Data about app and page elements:
◆ ◆ ◆
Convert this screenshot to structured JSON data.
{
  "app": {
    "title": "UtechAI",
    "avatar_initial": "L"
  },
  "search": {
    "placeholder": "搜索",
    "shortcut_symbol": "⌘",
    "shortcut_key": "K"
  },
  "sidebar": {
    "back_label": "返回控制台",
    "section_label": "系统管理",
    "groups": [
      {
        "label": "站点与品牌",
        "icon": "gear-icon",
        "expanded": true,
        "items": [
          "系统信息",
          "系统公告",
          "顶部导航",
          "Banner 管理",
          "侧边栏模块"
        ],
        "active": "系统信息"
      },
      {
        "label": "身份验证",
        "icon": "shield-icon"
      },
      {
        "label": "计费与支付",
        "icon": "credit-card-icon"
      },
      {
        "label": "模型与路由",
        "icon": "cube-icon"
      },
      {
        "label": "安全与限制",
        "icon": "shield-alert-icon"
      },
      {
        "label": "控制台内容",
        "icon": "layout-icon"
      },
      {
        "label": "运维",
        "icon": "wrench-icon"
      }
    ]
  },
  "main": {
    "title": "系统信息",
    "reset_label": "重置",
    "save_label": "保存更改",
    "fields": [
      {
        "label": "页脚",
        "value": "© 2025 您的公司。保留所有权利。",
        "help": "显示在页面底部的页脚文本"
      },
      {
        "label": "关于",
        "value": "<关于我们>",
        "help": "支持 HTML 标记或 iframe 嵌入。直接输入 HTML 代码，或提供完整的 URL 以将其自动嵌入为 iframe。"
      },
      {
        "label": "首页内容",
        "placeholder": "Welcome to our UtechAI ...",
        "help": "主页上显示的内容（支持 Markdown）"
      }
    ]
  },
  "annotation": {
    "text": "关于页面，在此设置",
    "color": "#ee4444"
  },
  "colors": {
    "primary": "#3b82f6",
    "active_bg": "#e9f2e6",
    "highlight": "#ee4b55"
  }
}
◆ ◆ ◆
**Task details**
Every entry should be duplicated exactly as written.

**Worked solution**
Convert this screenshot to structured JSON data.
{
  "app": {
    "title": "UtechAI",
    "avatar_initial": "L"
  },
  "search": {
    "placeholder": "搜索",
    "shortcut_symbol": "⌘",
    "shortcut_key": "K"
  },
  "sidebar": {
    "back_label": "返回控制台",
    "section_label": "系统管理",
    "groups": [
      {
        "label": "站点与品牌",
        "icon": "gear-icon",
        "expanded": true,
        "items": [
          "系统信息",
          "系统公告",
          "顶部导航",
          "Banner 管理",
          "侧边栏模块"
        ],
        "active": "系统信息"
      },
      {
        "label": "身份验证",
        "icon": "shield-icon"
      },
      {
        "label": "计费与支付",
        "icon": "credit-card-icon"
      },
      {
        "label": "模型与路由",
        "icon": "cube-icon"
      },
      {
        "label": "安全与限制",
        "icon": "shield-alert-icon"
      },
      {
        "label": "控制台内容",
        "icon": "layout-icon"
      },
      {
        "label": "运维",
        "icon": "wrench-icon"
      }
    ]
  },
  "main": {
    "title": "系统信息",
    "reset_label": "重置",
    "save_label": "保存更改",
    "fields": [
      {
        "label": "页脚",
        "value": "© 2025 您的公司。保留所有权利。",
        "help": "显示在页面底部的页脚文本"
      },
      {
        "label": "关于",
        "value": "<关于我们>",
        "help": "支持 HTML 标记或 iframe 嵌入。直接输入 HTML 代码，或提供完整的 URL 以将其自动嵌入为 iframe。"
      },
      {
        "label": "首页内容",
        "placeholder": "Welcome to our UtechAI ...",
        "help": "主页上显示的内容（支持 Markdown）"
      }
    ]
  },
  "annotation": {
    "text": "关于页面，在此设置",
    "color": "#ee4444"
  },
  "colors": {
    "primary": "#3b82f6",
    "active_bg": "#e9f2e6",
    "highlight": "#ee4b55"
  }
}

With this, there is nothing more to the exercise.